[About this exercise]
Lines in the data below that contain the word "Produits" are to be copied.

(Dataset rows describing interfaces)
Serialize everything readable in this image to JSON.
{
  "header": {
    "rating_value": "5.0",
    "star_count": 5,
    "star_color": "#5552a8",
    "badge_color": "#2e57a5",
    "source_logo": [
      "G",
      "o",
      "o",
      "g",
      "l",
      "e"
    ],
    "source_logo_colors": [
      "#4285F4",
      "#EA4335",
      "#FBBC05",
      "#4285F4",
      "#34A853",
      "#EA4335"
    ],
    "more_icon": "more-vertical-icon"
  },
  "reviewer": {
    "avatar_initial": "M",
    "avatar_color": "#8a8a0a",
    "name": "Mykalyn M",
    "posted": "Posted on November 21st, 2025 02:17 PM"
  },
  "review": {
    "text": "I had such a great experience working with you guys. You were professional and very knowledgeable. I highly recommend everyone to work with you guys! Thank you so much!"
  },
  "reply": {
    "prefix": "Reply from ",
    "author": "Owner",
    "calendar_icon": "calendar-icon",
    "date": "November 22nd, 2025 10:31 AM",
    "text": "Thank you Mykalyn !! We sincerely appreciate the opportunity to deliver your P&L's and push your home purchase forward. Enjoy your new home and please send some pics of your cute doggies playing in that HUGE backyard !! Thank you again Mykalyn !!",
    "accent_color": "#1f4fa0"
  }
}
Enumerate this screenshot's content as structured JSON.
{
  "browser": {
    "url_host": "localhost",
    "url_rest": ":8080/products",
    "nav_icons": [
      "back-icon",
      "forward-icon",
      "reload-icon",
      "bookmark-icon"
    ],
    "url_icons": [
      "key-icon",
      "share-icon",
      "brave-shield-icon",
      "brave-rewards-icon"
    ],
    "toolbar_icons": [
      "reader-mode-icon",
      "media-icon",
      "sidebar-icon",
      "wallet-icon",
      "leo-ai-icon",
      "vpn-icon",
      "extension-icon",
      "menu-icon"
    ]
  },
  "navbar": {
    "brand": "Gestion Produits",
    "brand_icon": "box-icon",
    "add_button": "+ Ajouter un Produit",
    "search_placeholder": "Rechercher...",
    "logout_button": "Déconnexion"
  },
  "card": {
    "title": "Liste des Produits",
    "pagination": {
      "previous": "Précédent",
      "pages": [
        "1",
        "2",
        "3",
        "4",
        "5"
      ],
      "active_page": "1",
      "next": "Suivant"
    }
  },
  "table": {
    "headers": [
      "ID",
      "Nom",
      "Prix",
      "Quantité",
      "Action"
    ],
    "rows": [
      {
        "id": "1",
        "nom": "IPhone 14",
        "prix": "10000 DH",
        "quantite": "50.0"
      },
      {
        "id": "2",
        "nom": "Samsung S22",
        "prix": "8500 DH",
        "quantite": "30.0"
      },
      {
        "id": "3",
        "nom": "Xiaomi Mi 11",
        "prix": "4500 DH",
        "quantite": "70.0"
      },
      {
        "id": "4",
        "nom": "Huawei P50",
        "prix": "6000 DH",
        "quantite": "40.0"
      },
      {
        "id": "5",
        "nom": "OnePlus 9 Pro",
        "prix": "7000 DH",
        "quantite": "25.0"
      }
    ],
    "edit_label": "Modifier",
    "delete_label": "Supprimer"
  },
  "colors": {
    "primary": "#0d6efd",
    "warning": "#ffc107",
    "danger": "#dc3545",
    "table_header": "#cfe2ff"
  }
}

[Final answer]
    "brand": "Gestion Produits",
    "title": "Liste des Produits",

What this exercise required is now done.